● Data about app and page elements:

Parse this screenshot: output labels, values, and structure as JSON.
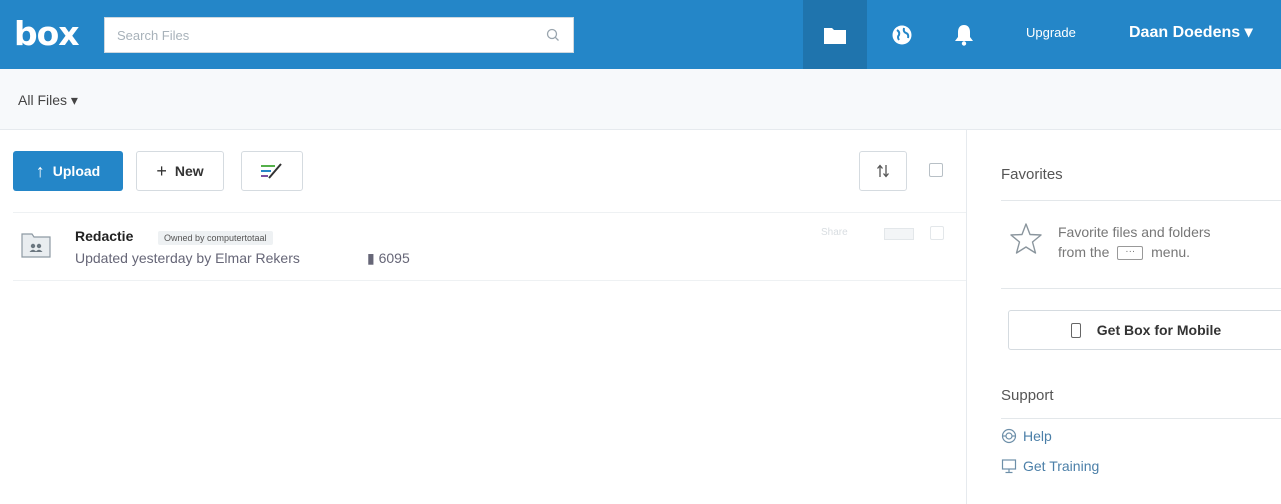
{
  "header": {
    "logo": "box",
    "search_placeholder": "Search Files",
    "upgrade_label": "Upgrade",
    "user_name": "Daan Doedens ▾",
    "brand_color": "#2486c8"
  },
  "breadcrumb": {
    "label": "All Files ▾"
  },
  "toolbar": {
    "upload_label": "Upload",
    "new_label": "New"
  },
  "files": [
    {
      "name": "Redactie",
      "owner_badge": "Owned by computertotaal",
      "meta": "Updated yesterday by Elmar Rekers",
      "count": "6095",
      "share_label": "Share"
    }
  ],
  "sidebar": {
    "favorites_title": "Favorites",
    "favorites_line1": "Favorite files and folders",
    "favorites_line2_a": "from the",
    "favorites_line2_b": "menu.",
    "mobile_button": "Get Box for Mobile",
    "support_title": "Support",
    "help_label": "Help",
    "training_label": "Get Training"
  }
}
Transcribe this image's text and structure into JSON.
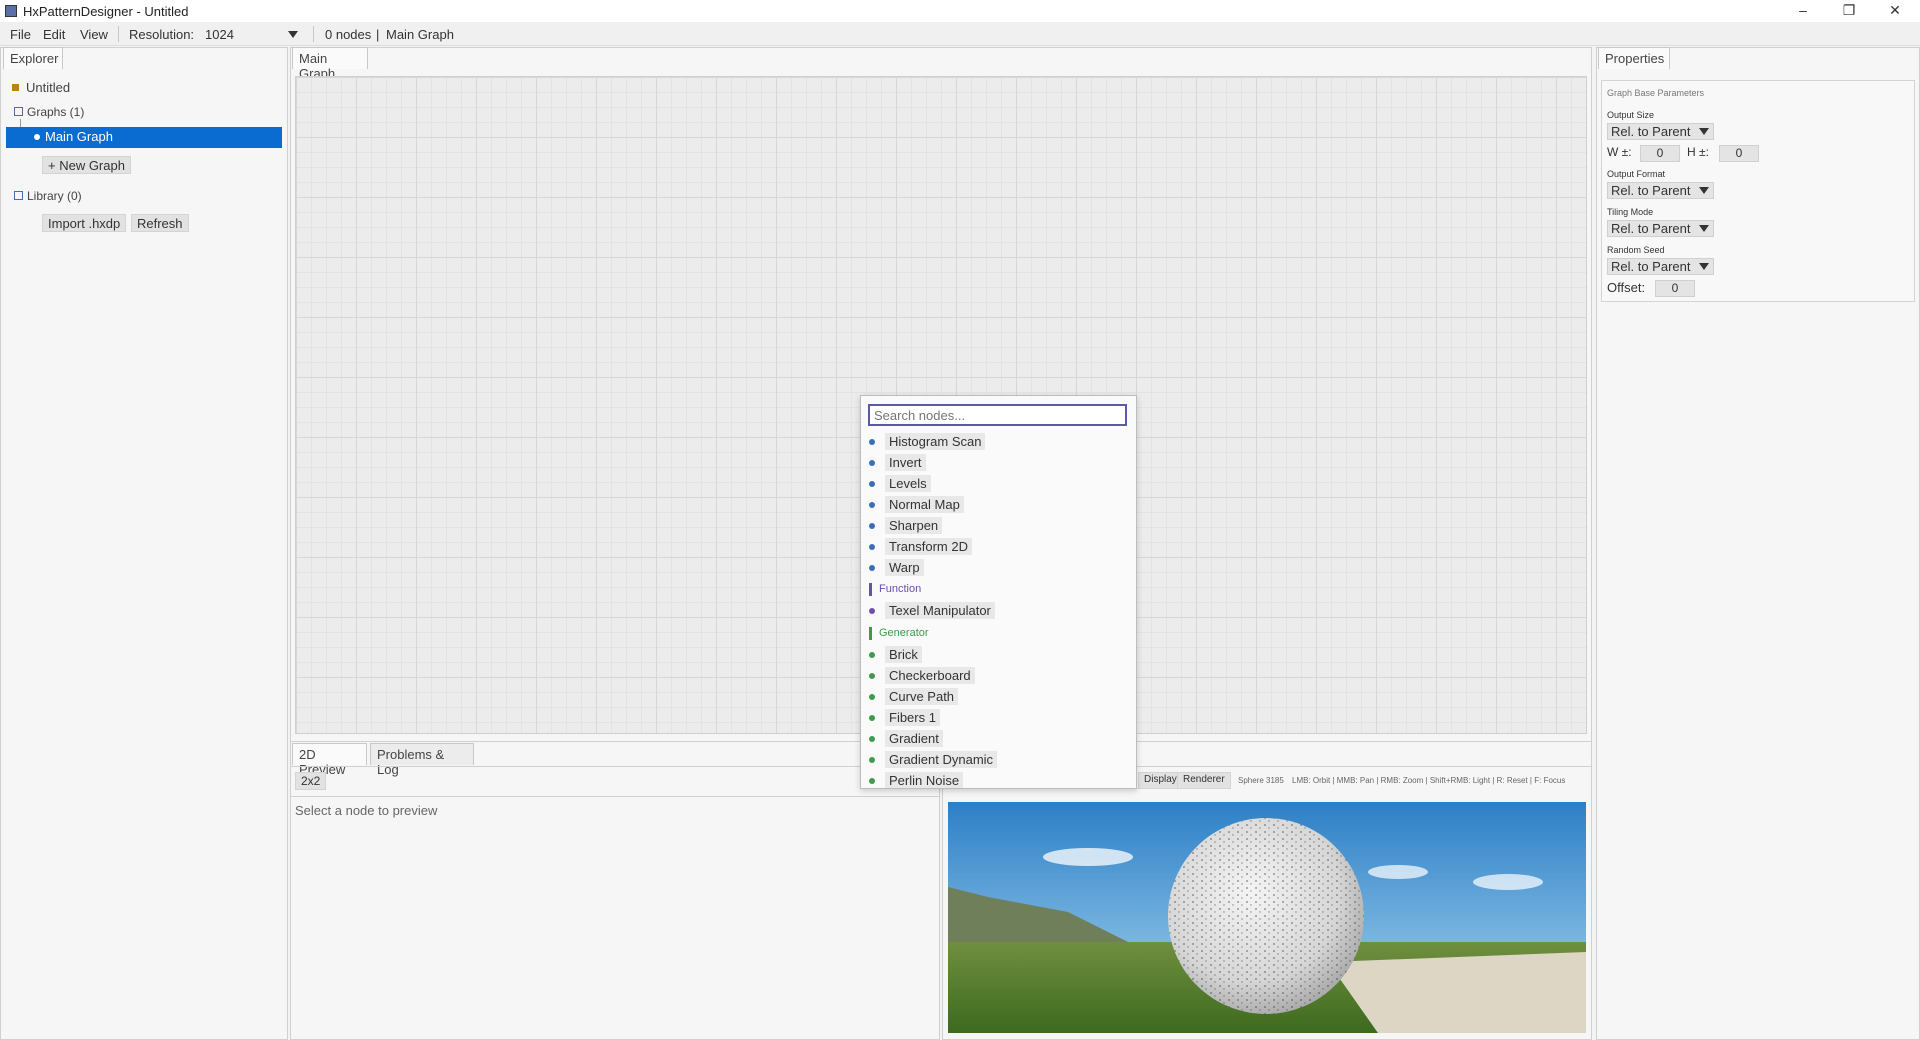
{
  "window": {
    "title": "HxPatternDesigner - Untitled",
    "controls": {
      "minimize": "–",
      "maximize": "❐",
      "close": "✕"
    }
  },
  "menubar": {
    "file": "File",
    "edit": "Edit",
    "view": "View",
    "resolution_label": "Resolution:",
    "resolution_value": "1024",
    "status": "0 nodes",
    "status_sep": "|",
    "graph_name": "Main Graph"
  },
  "explorer": {
    "tab": "Explorer",
    "project": "Untitled",
    "graphs_label": "Graphs (1)",
    "main_graph": "Main Graph",
    "new_graph": "+ New Graph",
    "library_label": "Library (0)",
    "import_btn": "Import .hxdp",
    "refresh_btn": "Refresh"
  },
  "graph": {
    "tab": "Main Graph"
  },
  "preview2d": {
    "tabs": [
      "2D Preview",
      "Problems & Log"
    ],
    "grid_btn": "2x2",
    "placeholder": "Select a node to preview"
  },
  "preview3d": {
    "display_btn": "Display",
    "renderer_btn": "Renderer",
    "info_left": "Sphere 3185",
    "info": "LMB: Orbit | MMB: Pan | RMB: Zoom | Shift+RMB: Light | R: Reset | F: Focus"
  },
  "properties": {
    "tab": "Properties",
    "group_title": "Graph Base Parameters",
    "output_size_label": "Output Size",
    "output_size_value": "Rel. to Parent",
    "w_label": "W ±:",
    "w_value": "0",
    "h_label": "H ±:",
    "h_value": "0",
    "output_format_label": "Output Format",
    "output_format_value": "Rel. to Parent",
    "tiling_label": "Tiling Mode",
    "tiling_value": "Rel. to Parent",
    "seed_label": "Random Seed",
    "seed_value": "Rel. to Parent",
    "offset_label": "Offset:",
    "offset_value": "0"
  },
  "node_popup": {
    "search_placeholder": "Search nodes...",
    "filter_items": [
      "Histogram Scan",
      "Invert",
      "Levels",
      "Normal Map",
      "Sharpen",
      "Transform 2D",
      "Warp"
    ],
    "function_category": "Function",
    "function_items": [
      "Texel Manipulator"
    ],
    "generator_category": "Generator",
    "generator_items": [
      "Brick",
      "Checkerboard",
      "Curve Path",
      "Fibers 1",
      "Gradient",
      "Gradient Dynamic",
      "Perlin Noise"
    ],
    "colors": {
      "filter": "#3a6fb8",
      "function": "#6a4fb0",
      "generator": "#3f9a4a"
    }
  }
}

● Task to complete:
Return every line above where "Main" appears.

● Answer section:
    "graph_name": "Main Graph"
    "main_graph": "Main Graph",
    "tab": "Main Graph"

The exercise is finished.